Wherever it comes from or takes her, Rundle uses her rich, poignant lyricism less as an interpretive canvas than an avenue for emotional expression, and the way she dances through it is utterly mesmerizing. Music journalist Emma Madden put it best in her interview with Rundle for Stereogum, a description I can’t seem to escape: “It sounds like your voice is being born.” Her voice is naked and exposed, yes, but it goes beyond that; it often sounds like it’s forming itself through the words, exploring the confines and possibilities of stretching them this or that way. “Straight to the hangman’s noose, are we born this way?” she ponders on ‘Blooms of Oblivion’, “Handing down a fistful of sorries you will never say/ I love you.” Then, she commands an arresting performance by pushing around the edges of two of the most common words in the English language: “See? Say.” She does this throughout the record, stressing the core refrain not for dramatic effect but in search of some kind of release.
This is only one way in which Rundle maintains tension throughout Engine of Hell. Another is the way she applies the musical fluidity that has marked her discography to the record’s minimalist framework. This might be a spare singer-songwriter album, but it has little in common with the acoustic folk of Rundle’s 2014 debut Some Heavy Ocean. Even the traditional structure of some of the tracks tends to fade out of view as you follow the movements within a song, which, on songs like the harrowing ‘Body’, align vividly with Rundle’s storytelling. There are a couple of exceptions in the album’s second half: ‘Razor’s Edge’ has an almost adolescent warmth to it that comes into contrast with Rundle’s sharp lyricism, while ‘Citadel’ most closely echoes her earlier work. Unlike most of the songs here, they could easily be reimagined through the language of heavy music, but their power stems from Rundle’s frail, solitary presence.

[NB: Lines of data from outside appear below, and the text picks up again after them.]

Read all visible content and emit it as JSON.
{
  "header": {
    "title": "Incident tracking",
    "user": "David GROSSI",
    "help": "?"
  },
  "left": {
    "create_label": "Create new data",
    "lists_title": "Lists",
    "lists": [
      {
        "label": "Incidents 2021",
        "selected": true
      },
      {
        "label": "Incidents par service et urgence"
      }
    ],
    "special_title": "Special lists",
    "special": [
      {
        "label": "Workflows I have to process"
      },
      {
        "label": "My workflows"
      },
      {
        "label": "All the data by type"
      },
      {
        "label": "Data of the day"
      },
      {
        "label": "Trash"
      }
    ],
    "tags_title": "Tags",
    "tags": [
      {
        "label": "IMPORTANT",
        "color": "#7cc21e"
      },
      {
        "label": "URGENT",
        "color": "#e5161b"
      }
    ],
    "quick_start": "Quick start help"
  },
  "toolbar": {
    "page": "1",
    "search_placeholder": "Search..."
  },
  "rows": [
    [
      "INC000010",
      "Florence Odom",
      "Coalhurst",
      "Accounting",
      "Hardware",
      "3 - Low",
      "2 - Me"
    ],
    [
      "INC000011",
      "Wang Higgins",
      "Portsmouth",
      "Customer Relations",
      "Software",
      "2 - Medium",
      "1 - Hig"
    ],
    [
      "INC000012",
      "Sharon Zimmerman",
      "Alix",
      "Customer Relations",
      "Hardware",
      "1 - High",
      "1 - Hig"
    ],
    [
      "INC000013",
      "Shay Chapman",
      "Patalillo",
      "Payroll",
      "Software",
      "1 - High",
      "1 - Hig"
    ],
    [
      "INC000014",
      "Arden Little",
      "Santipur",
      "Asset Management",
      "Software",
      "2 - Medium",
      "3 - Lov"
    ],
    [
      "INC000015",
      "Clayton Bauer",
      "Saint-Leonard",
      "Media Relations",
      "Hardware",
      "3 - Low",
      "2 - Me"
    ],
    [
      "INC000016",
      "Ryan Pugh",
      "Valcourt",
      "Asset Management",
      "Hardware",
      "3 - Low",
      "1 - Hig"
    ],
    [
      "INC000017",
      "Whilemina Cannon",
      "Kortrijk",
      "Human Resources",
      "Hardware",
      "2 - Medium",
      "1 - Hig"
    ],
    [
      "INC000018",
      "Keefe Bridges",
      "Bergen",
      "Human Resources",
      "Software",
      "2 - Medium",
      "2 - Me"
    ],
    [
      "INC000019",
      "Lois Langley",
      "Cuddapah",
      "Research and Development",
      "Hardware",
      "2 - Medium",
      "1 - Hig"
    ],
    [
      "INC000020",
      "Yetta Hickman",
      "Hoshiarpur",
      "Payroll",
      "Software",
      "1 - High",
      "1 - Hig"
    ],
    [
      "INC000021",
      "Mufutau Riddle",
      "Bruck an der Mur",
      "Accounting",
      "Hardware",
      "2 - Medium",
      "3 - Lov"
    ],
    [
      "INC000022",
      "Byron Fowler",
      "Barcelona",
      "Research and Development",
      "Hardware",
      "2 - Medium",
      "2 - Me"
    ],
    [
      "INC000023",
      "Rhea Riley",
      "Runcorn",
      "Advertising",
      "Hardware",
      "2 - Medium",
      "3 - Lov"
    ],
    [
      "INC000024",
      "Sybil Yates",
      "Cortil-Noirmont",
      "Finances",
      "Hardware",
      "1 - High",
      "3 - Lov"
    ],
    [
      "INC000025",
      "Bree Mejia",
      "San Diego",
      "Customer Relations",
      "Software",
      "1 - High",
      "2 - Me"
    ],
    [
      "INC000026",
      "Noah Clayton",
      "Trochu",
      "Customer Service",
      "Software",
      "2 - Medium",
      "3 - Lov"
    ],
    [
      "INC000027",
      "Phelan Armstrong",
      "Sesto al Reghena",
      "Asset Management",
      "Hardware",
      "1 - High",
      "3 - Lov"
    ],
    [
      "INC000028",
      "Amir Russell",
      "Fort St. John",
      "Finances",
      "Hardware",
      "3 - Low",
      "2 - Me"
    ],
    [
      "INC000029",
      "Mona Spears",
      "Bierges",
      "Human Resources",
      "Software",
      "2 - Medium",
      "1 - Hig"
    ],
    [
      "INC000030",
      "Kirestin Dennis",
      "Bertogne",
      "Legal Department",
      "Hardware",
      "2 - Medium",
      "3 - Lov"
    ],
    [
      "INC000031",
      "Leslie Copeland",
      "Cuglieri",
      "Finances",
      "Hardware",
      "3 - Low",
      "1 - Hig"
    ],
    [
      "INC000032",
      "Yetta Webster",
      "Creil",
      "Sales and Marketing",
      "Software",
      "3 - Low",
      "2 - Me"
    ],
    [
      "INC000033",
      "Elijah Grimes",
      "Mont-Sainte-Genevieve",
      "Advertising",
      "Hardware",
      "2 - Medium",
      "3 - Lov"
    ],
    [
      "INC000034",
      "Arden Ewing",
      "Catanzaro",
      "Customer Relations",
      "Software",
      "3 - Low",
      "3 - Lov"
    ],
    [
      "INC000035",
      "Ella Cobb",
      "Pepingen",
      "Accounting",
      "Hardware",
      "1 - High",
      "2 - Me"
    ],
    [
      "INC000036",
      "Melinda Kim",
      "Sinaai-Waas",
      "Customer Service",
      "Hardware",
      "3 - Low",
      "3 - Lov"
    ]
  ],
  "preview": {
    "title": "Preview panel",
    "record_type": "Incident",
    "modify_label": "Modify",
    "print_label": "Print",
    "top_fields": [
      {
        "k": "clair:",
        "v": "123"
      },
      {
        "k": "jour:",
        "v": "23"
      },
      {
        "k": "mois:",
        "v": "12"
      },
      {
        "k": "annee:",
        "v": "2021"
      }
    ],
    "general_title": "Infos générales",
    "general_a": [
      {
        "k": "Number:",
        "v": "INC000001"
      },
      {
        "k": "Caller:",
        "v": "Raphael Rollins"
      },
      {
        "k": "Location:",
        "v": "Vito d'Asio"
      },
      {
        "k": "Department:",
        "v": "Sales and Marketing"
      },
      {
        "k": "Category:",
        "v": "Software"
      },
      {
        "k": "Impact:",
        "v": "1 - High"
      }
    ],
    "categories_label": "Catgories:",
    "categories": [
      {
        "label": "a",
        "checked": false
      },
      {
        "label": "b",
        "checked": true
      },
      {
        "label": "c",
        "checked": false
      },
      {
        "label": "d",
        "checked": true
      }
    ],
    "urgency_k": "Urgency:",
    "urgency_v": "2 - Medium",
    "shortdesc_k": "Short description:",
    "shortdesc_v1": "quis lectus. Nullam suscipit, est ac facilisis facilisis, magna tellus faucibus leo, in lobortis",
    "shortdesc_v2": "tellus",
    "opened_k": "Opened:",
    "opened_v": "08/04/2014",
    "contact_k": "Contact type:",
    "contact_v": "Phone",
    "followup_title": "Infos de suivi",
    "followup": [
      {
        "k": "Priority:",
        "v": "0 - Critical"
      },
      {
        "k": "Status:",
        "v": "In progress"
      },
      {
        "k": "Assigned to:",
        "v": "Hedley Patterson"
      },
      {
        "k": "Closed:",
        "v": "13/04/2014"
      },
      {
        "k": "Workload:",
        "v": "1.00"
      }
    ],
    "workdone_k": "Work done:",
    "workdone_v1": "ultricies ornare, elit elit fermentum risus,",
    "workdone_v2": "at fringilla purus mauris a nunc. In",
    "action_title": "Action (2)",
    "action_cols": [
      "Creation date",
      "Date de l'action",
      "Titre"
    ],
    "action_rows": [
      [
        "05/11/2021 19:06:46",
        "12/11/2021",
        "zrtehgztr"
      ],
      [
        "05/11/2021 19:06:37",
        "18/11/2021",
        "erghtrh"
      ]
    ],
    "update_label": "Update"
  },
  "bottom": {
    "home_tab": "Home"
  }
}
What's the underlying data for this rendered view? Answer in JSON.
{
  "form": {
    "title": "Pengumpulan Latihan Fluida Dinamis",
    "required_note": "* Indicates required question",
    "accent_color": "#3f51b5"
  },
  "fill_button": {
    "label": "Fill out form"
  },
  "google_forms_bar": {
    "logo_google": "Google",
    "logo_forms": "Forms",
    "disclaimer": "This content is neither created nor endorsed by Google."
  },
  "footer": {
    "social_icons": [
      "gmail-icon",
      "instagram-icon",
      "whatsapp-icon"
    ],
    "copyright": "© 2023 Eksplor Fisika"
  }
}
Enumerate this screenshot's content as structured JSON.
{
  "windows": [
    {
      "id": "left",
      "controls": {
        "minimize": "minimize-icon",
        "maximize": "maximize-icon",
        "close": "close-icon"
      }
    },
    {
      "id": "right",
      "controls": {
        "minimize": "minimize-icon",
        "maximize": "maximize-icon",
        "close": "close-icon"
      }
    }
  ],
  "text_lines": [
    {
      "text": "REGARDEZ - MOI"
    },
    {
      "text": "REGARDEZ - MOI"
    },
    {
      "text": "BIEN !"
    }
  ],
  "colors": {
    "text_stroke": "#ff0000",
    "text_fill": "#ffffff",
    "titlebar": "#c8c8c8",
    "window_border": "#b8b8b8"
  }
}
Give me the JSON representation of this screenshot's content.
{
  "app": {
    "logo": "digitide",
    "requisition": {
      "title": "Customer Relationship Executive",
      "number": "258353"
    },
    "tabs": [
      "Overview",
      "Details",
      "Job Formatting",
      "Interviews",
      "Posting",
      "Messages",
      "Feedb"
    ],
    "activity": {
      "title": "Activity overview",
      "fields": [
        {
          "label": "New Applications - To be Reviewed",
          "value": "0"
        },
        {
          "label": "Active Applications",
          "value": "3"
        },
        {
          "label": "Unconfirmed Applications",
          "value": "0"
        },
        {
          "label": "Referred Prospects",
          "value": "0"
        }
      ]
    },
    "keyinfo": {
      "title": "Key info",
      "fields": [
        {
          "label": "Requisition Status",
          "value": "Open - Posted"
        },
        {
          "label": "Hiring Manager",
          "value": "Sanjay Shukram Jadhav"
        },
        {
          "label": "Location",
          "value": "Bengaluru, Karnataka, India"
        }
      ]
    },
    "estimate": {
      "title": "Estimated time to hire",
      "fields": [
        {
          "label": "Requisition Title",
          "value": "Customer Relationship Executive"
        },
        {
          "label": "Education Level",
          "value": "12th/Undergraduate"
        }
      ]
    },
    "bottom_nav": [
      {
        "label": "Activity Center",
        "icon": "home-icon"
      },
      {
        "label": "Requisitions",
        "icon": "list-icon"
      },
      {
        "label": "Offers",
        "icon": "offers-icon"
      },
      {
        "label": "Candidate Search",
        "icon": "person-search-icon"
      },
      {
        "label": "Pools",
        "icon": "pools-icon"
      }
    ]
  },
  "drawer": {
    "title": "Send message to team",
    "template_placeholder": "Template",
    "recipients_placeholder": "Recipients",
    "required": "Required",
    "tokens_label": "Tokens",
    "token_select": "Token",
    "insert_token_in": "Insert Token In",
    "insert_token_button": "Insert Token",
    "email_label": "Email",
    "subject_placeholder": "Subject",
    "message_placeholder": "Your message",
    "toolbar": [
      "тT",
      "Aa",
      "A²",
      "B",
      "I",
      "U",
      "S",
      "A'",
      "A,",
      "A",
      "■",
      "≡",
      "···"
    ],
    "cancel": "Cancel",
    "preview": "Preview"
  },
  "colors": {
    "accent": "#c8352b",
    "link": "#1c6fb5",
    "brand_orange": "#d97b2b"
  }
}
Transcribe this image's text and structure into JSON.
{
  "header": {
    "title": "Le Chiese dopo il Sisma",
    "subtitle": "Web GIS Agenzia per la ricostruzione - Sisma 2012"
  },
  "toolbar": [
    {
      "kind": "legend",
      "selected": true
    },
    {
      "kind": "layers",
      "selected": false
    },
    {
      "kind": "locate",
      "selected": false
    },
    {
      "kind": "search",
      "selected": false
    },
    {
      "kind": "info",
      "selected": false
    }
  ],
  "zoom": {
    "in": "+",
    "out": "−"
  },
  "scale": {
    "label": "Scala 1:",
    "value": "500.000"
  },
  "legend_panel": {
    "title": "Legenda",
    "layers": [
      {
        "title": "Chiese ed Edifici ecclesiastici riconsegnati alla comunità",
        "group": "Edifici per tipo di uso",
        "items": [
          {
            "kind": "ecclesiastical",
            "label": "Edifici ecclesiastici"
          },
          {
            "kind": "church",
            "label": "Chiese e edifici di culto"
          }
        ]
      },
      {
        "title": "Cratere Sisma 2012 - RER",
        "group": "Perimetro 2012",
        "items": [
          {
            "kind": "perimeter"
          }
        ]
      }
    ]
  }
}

So when that aloneness is broken through the occasional backing vocal or the haunting echo of an unfamiliar instrument, you might find yourself wondering what lies on the other side. And when tenderness does shine though, even devastatingly so, these moments are hard to miss: the delicate ‘Dancing Man’, the way the piano on ‘Body’ mirrors the embrace the singer is grieving. But when Rundle sings about how you “leave knowing nothing’s resolved,” you take it as given. You don’t expect a way out. She isn’t playing by the rules, after all, but turns the aimlessness of the journey into something gripping. Yet something of a miracle happens at the end, on the outwardly redemptive ‘In My Afterlife’. The catharsis is explicit: “And now we’re free” are the last lines on the record. But her voice, so far floating through the ether, spins upward in a way that gestures towards transcendence of the simplest kind: letting the light in, taking in air. Returning.